Diwali is here and our tables are set for the various card games that are synonymous with the festival! Yes, after all the effort of cleaning and decorating the house and the countless chores involved, everybody need some fun and what’s better than the popular Teen Patti.
But, should you be a bit rusty, or a complete novice, let us review the ground rules for you so that you have your fundamentals in place and end the night on a high.
Played with an international 52-card pack, the card rankings are in the usual order from Ace, which is the highest, down to 2 — the lowest. Any number of players can take part in one game, but it is probably best to have four to seven players and seal the deal.
The game begins with a dealer dealing out the cards one at a time until all participants have three cards each. The players then take turns to call out who has the best three-card set. Each person has the option to look at their own set hand (playing seen) or to leave the cards face down on the table (playing blind) before raising the stakes or folding, as they deem fit.
The Hand order – ranking of cards
The ranking of the possible hands (sets), from high to low:
* Trio or Trail: Three similar cards. (that is, three aces would mean highest and three 2s would be lowest.)
* Straight run or Pure Sequence: Three consecutive cards for the same suit (diamonds, hearts, clubs or spades). The ranking order is similar. (that is, A-2-3, which is the highest straight run. Next is A-K-Q, K-Q-J and so on down to 4-3-2, which is the lowest.)
* Normal run or Sequence: Any three consecutive cards not belonging to same suit. (The highest and the lowest is in same order as in straight run.)
* Colour: Any three cards of the same suit. When comparing two colours, compare the highest card; if these are equal compare the second; if these are also equal then compare the lowest. (The highest in colour is A-K-J and the lowest is 5-3-2.)
* Pair: When you have two cards of the same rank in hand. Between two players having a Pair, compare the similar cards first and the one with higher value wins the bet, if both players have similar common card then the third one in the set decides their fortune. (The highest pair hand is A-A-K and the lowest is 2-2-3.)
* High card: This does not belong to any of the above category. If two players share a common high card in rank, the next highest card is used to determine the winner. (The best hand of this type is A-K-J of mixed suits, and the worst is 5-3-2.)
How the game is played:
The players start off with the dealer and continues in a clockwise manner. Each player can either put further choose to stay in, or fold. Folding means you are dropping out of the game and forfeit your chance to win. So think before you fold!
Please note that those playing ‘seen’ have much more at stake than those playing blind, it’s to balance off the fact that they at least know what cards they’ve been dealt.
This goes on till there are only two players left. At the end, the two have a card face-off, and the one with the higher value of cards, wins!

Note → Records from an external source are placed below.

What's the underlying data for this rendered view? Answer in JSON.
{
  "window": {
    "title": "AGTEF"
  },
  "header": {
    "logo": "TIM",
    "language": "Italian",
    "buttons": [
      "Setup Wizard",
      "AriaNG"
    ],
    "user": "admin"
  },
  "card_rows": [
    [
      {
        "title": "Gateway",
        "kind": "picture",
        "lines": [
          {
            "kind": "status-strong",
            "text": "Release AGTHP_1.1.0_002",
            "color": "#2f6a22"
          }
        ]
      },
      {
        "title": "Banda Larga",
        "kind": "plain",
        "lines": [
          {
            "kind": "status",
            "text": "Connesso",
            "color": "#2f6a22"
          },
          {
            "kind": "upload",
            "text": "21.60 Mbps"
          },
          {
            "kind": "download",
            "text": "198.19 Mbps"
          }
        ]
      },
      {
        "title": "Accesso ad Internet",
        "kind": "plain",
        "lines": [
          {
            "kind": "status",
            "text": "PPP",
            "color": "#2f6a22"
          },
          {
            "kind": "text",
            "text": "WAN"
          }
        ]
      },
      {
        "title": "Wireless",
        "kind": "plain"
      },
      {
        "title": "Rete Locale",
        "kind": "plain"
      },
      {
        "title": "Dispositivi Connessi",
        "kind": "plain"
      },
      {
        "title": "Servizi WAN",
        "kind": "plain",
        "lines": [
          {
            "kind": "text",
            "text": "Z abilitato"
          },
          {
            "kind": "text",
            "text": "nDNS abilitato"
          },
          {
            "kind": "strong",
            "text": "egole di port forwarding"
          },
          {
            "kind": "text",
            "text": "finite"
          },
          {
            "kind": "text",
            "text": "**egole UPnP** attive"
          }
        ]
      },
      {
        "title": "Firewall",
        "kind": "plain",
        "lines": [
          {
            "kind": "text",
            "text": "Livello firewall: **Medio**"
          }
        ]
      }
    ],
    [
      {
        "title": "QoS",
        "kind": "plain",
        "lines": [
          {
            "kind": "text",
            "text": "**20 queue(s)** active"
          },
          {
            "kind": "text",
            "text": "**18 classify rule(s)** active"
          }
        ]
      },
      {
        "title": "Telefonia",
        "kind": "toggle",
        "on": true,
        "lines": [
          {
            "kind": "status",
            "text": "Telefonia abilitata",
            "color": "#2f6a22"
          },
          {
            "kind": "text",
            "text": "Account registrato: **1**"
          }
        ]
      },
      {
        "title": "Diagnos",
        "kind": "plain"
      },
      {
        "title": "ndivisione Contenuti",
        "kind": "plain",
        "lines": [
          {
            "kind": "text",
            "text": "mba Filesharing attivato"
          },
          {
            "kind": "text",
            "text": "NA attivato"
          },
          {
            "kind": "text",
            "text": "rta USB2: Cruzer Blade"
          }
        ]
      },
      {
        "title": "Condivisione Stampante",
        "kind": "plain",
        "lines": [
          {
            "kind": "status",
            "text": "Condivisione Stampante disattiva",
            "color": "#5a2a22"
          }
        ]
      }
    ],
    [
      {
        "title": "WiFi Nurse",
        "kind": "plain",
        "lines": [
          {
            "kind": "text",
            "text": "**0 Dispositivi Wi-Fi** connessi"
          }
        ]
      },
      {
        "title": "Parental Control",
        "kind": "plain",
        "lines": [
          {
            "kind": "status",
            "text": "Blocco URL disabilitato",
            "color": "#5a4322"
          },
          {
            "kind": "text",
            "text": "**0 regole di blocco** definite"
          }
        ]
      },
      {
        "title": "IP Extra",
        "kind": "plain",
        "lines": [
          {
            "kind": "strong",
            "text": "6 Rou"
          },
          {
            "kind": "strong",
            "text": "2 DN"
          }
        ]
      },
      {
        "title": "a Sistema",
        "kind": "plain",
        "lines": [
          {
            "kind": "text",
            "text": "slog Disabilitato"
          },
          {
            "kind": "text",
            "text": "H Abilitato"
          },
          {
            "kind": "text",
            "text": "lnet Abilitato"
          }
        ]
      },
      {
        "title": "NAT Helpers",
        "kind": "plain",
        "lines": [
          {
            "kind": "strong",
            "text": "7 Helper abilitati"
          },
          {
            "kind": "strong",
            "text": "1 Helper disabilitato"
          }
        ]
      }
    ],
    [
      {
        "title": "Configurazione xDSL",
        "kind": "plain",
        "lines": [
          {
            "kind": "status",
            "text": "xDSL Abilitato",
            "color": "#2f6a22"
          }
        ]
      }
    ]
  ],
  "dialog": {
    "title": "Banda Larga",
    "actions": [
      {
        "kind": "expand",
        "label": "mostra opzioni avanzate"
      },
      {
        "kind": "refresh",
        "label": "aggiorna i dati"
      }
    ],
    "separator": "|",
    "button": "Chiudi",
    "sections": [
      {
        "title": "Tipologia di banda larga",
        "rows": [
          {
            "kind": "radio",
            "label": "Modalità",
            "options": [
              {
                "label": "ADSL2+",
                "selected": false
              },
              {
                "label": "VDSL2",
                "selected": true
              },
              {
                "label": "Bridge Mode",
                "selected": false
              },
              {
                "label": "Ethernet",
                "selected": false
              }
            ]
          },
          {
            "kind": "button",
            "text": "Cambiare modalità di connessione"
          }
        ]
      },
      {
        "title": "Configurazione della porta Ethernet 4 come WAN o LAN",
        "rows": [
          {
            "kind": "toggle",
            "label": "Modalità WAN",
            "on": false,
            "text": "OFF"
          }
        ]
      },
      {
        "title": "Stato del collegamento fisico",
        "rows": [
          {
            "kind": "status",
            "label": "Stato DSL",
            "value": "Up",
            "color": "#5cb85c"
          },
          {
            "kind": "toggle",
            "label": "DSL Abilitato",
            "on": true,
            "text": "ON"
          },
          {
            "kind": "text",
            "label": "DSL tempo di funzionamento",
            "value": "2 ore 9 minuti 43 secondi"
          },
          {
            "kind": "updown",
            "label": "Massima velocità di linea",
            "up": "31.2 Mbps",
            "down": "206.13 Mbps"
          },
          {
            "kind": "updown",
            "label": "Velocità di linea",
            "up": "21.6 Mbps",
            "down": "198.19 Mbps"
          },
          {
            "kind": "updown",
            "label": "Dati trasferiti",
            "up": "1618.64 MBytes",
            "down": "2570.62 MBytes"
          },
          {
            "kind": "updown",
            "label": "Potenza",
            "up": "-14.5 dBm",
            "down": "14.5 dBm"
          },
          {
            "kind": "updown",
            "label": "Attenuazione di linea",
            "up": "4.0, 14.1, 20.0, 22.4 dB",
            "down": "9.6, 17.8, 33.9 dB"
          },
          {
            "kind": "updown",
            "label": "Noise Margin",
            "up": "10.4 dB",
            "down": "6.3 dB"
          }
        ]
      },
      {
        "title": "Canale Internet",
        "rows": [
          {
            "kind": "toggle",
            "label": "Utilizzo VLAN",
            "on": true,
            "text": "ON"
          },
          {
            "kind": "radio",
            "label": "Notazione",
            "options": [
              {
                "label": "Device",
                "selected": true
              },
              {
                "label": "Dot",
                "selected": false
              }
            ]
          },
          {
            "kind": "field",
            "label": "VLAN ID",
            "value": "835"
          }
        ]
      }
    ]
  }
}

If you have got a hang of all these basic tricks then get on to the next level and be a pro with other variations of the game. Among the wide array you can opt for – Odd Sequence for beginners that is quite similar to sequence with just odd number to filmy version of Maatha (sticking the cards on your forehead).
Odd sequence: This when you want to add a twist to the usual sequences of Ace-2-3 or Jack-Queen-King. In this, a sequence is declared with alternate cards, such as Ace, 3, 5 or 9, Jack, King.
Maatha: In this, each player is dealt a card, which s/he sticks to their forehead or simply places it there. So, everyone can see the others’ cards, and not their own. You take a calculated guess at what your card can be and play accordingly. This variation is extremely popular among the younger crowd.
And for the experts there is Folding Joker, 369 and a one-eyed Jack or the fatal Sudden death, choose your pick this Diwali and have fun!
But have you ever wondered, why we play cards on Diwali in the first place?
It is believed that playing a dice game is auspicious during the Deepavali. According to Hindu mythology, it is said that goddess Parvati played dice with her husband Shiva and loved the game. She was extremely pleased and affirmed that whoever played dice on the festive day shall remain prosperous throughout the year. However, over time, dices were replaced with card games to keep the tradition alive. And given the mystery involved in such games, prosperity or not there is much fun to be had amid friends and family for sure.
Though there are several card games that are played on Diwali night – Rummy, Poker, or even 3-2-1 – in India, it is Teen Patti that rules the roost. The Indian card game is very similar to poker that is even played online at times, and is a desi version of the British card game ‘3 Card Brag’. The name comes from the human propensity to brag when we have the best set in our hands and win the loot at the end.